Ahaha! I got "Dogs see in black and white" right before this one. It seems to form a conversation. :)
Duolingo has it wrong. Dogs do see colors, but the colors that they see are neither as rich nor as many as we see them. :)
Why do people give you so many down votes? Is it because you're a christan? Are they too dumb and scared to accept that?
So far from the examples, I have concluded that "da" and its other forms can mean "since", "from the", and "at the". Can someone shed light on how this works? Please and thanks.
http://www.uvm.edu/~cmazzoni/3grammatica/grammatica/prepositions.html Try this it'll help and gives some prepositions that will be coming soon.
If you think about it, you can see that it has the same root. If someone would say "from when" you could think he means "since when", it's just that in English the word since was made for this specific situation while in Italian it remained from=da
Yes. I suppose it may not be as technically correct, however I first answered it as "from when" and it was accepted. :)
I was wondering about that, too. I accidentally wrote that, and it was marked correct, but I actually doubt it... Wouldn't from when be 'Di cuando'?
But in English if someone said "guests arrive this evening" you might say "from when?" meaning when do they start arriving. You would not say "since when?" unless you want to know when the decision was made that guests arrive this evening. "From when" is not the same as "since when".
The point you make is valid, Disposalist. But keep in mind that there are a lot of times they can be used interchangably, as well.
You're right. Although I'm only really focusing on Greeek and Polish at the moment.
I'm refreshing my (very rusty) Italian and Russian at the moment but I sometimes dip into Portuguese or German. And I have Vietnamese neighbours.....
Which is why I always turn off the word bank and type with the keyboard. Obviously with new words or concepts you can turn it back on, but it really gives me great practice with just conjugating verbs, making sure things agree with number and gender etc.
No. We say "depuis quand" which is actually the litteral translation of "since when"
Couldn't this also be translated as 'by when?'?
I know it's not the best English, but it could be used colloquially e.g. "I need the analysis completed" "By when?" "Next Friday"
Since when asks when it started. By when asks when it ends. I'm open to other interpretations.
Especially when interrogating tourist guides in locked, dark roo - Wait da quando was this a dark response?

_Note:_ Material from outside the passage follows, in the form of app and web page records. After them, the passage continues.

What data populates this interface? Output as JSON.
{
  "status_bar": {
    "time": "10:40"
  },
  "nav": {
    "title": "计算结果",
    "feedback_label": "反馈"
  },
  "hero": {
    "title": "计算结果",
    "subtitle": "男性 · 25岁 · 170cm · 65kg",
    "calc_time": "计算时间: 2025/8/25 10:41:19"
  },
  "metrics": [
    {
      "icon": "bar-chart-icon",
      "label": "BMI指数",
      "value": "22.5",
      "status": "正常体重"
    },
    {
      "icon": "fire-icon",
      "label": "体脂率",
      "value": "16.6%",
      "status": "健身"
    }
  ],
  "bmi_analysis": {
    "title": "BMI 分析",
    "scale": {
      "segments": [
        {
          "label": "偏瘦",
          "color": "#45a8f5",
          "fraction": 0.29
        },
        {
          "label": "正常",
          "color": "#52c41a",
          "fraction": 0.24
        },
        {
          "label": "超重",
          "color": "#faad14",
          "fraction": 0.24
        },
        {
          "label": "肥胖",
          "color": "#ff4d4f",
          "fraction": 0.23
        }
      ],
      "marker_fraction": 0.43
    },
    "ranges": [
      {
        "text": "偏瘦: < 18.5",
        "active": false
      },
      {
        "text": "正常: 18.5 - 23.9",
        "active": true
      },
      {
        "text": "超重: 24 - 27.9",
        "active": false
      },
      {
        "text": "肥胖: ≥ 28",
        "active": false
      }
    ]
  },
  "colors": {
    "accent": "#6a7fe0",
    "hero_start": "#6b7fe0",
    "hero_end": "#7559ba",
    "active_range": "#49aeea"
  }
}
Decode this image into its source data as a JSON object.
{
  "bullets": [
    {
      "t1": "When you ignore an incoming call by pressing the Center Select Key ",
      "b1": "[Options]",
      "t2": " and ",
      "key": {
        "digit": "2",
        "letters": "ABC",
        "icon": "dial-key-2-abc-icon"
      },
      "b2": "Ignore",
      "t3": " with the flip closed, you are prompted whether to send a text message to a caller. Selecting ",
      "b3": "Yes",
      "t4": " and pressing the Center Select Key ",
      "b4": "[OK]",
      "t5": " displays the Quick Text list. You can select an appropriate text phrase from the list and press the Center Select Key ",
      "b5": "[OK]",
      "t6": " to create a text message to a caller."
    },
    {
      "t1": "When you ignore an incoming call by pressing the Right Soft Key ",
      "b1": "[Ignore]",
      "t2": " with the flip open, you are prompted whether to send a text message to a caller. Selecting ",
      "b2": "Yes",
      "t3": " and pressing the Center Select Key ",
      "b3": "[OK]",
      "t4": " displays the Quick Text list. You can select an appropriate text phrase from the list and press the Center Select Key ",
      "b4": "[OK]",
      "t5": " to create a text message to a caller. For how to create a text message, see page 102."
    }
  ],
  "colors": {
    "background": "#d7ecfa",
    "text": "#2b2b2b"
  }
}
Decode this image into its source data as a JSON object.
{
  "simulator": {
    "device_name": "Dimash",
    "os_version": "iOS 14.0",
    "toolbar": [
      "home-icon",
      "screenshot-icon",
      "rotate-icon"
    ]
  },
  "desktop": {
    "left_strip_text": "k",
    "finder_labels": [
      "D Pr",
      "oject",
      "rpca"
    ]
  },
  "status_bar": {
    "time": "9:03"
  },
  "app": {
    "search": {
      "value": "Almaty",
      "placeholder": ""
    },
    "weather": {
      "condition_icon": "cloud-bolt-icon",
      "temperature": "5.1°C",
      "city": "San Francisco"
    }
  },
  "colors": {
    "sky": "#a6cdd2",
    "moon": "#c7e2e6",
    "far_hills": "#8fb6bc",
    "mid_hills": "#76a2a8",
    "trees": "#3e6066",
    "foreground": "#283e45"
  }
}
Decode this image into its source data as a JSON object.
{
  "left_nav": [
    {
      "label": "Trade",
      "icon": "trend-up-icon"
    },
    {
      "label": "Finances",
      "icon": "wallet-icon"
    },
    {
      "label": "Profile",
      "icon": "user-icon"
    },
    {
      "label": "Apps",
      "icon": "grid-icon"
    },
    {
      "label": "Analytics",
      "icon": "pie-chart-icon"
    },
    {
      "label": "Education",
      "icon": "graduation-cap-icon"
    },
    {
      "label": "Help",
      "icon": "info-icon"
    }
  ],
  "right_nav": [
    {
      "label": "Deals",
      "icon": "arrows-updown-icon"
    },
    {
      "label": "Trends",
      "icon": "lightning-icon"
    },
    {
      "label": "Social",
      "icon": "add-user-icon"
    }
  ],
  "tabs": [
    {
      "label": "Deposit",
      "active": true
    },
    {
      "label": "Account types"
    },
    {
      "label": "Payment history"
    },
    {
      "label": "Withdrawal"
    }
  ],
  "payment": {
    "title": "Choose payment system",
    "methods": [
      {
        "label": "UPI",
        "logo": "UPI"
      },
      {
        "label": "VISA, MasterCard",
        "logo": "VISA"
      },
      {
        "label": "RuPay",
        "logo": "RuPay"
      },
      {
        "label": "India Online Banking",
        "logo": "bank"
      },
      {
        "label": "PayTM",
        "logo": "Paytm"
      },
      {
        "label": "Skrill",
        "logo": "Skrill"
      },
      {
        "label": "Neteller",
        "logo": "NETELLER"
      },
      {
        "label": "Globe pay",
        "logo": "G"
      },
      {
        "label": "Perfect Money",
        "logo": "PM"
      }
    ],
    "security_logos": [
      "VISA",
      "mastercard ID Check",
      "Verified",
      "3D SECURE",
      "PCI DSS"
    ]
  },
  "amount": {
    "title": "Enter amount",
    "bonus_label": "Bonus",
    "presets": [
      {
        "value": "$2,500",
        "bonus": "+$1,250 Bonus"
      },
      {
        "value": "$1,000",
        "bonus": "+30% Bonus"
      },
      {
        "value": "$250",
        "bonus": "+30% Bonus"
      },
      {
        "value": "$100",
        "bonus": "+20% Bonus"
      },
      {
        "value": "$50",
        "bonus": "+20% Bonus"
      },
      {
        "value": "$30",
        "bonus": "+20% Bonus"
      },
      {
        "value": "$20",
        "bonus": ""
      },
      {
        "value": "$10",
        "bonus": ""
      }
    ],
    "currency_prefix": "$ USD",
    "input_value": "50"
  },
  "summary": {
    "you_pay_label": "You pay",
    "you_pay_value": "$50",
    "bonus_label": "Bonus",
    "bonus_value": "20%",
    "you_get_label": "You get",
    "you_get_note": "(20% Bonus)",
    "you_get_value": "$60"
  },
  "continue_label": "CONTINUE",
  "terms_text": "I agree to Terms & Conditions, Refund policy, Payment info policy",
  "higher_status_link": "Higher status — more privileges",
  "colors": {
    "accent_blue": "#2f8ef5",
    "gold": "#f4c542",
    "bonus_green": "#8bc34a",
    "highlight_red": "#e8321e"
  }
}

Great.
Hi, perhaps this hint helps: In the Roman Latin language the basic preposition is "de" for "from". "Da" is Italian short form for "de at" meaning "since or "from when onwards".
"De" changes by each following word and case: De➡da(de at)➡di (de il)➡del(de el/elle)➡dal(de al)➡dalle (del al)donde➡(de onde) ...
this is the first time i spelled "since. why can't you spell since "s-e-n-i-e-c"? it semes so strange. so good by! this is the same prsen who posted the topic of duolingo. i made a mistack in it afrter the "good by" i needed to ad one more thing and i want you to know it. i needed to say: oh one more thing, my name is adela horsting. now , i am saying good by for good!
since when, is poor English, as since carries with it the concept of when, you could say have "since a meeting at Boston" but by itself is enough.
Since when have you been a vegetarian? is perhaps a little colloquial but definitely something I would hear. To my mind, it indicates surprise: Since when did you like heavy metal?